(Data about app and page elements)
⟨
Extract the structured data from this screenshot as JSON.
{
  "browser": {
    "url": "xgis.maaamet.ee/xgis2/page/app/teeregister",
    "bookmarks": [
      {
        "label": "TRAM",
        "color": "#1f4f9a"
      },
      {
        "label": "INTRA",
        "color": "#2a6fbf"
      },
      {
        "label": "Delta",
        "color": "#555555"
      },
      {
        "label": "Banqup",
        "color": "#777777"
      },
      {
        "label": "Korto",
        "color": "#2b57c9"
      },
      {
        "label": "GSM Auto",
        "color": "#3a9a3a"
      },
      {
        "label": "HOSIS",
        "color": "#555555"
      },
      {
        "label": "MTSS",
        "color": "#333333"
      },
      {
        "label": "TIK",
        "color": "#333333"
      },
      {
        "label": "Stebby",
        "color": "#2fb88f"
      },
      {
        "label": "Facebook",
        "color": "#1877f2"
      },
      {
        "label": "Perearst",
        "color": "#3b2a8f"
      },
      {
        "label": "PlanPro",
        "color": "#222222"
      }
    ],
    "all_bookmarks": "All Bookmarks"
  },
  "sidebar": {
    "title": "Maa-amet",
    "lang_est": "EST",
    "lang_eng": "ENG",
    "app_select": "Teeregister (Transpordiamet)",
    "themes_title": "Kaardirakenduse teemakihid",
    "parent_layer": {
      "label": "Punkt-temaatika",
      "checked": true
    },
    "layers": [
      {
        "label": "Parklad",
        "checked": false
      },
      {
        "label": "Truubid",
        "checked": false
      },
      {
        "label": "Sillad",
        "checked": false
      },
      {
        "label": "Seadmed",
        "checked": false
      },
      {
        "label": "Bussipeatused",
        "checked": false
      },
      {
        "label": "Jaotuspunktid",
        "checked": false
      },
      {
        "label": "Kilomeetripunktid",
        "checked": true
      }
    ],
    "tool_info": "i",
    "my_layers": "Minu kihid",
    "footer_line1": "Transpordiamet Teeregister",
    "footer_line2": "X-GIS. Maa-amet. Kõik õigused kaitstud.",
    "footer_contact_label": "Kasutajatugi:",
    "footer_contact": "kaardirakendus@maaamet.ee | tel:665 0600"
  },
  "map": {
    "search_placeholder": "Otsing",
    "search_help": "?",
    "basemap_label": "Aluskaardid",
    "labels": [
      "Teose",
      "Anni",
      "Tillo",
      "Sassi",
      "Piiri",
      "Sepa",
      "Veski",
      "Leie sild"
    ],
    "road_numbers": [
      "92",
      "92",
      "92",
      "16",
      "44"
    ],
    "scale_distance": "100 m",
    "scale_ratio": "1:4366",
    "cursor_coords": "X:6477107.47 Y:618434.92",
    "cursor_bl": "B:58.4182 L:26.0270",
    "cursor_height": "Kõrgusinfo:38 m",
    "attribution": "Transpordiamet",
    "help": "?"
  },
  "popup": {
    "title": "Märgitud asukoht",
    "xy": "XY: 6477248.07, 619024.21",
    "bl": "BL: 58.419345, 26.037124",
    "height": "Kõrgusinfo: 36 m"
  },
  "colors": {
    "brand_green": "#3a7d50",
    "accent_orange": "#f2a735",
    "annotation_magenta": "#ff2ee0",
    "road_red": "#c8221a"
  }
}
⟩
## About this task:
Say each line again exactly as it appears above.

## Answer space:
Extract the structured data from this screenshot as JSON.
{
  "browser": {
    "url": "xgis.maaamet.ee/xgis2/page/app/teeregister",
    "bookmarks": [
      {
        "label": "TRAM",
        "color": "#1f4f9a"
      },
      {
        "label": "INTRA",
        "color": "#2a6fbf"
      },
      {
        "label": "Delta",
        "color": "#555555"
      },
      {
        "label": "Banqup",
        "color": "#777777"
      },
      {
        "label": "Korto",
        "color": "#2b57c9"
      },
      {
        "label": "GSM Auto",
        "color": "#3a9a3a"
      },
      {
        "label": "HOSIS",
        "color": "#555555"
      },
      {
        "label": "MTSS",
        "color": "#333333"
      },
      {
        "label": "TIK",
        "color": "#333333"
      },
      {
        "label": "Stebby",
        "color": "#2fb88f"
      },
      {
        "label": "Facebook",
        "color": "#1877f2"
      },
      {
        "label": "Perearst",
        "color": "#3b2a8f"
      },
      {
        "label": "PlanPro",
        "color": "#222222"
      }
    ],
    "all_bookmarks": "All Bookmarks"
  },
  "sidebar": {
    "title": "Maa-amet",
    "lang_est": "EST",
    "lang_eng": "ENG",
    "app_select": "Teeregister (Transpordiamet)",
    "themes_title": "Kaardirakenduse teemakihid",
    "parent_layer": {
      "label": "Punkt-temaatika",
      "checked": true
    },
    "layers": [
      {
        "label": "Parklad",
        "checked": false
      },
      {
        "label": "Truubid",
        "checked": false
      },
      {
        "label": "Sillad",
        "checked": false
      },
      {
        "label": "Seadmed",
        "checked": false
      },
      {
        "label": "Bussipeatused",
        "checked": false
      },
      {
        "label": "Jaotuspunktid",
        "checked": false
      },
      {
        "label": "Kilomeetripunktid",
        "checked": true
      }
    ],
    "tool_info": "i",
    "my_layers": "Minu kihid",
    "footer_line1": "Transpordiamet Teeregister",
    "footer_line2": "X-GIS. Maa-amet. Kõik õigused kaitstud.",
    "footer_contact_label": "Kasutajatugi:",
    "footer_contact": "kaardirakendus@maaamet.ee | tel:665 0600"
  },
  "map": {
    "search_placeholder": "Otsing",
    "search_help": "?",
    "basemap_label": "Aluskaardid",
    "labels": [
      "Teose",
      "Anni",
      "Tillo",
      "Sassi",
      "Piiri",
      "Sepa",
      "Veski",
      "Leie sild"
    ],
    "road_numbers": [
      "92",
      "92",
      "92",
      "16",
      "44"
    ],
    "scale_distance": "100 m",
    "scale_ratio": "1:4366",
    "cursor_coords": "X:6477107.47 Y:618434.92",
    "cursor_bl": "B:58.4182 L:26.0270",
    "cursor_height": "Kõrgusinfo:38 m",
    "attribution": "Transpordiamet",
    "help": "?"
  },
  "popup": {
    "title": "Märgitud asukoht",
    "xy": "XY: 6477248.07, 619024.21",
    "bl": "BL: 58.419345, 26.037124",
    "height": "Kõrgusinfo: 36 m"
  },
  "colors": {
    "brand_green": "#3a7d50",
    "accent_orange": "#f2a735",
    "annotation_magenta": "#ff2ee0",
    "road_red": "#c8221a"
  }
}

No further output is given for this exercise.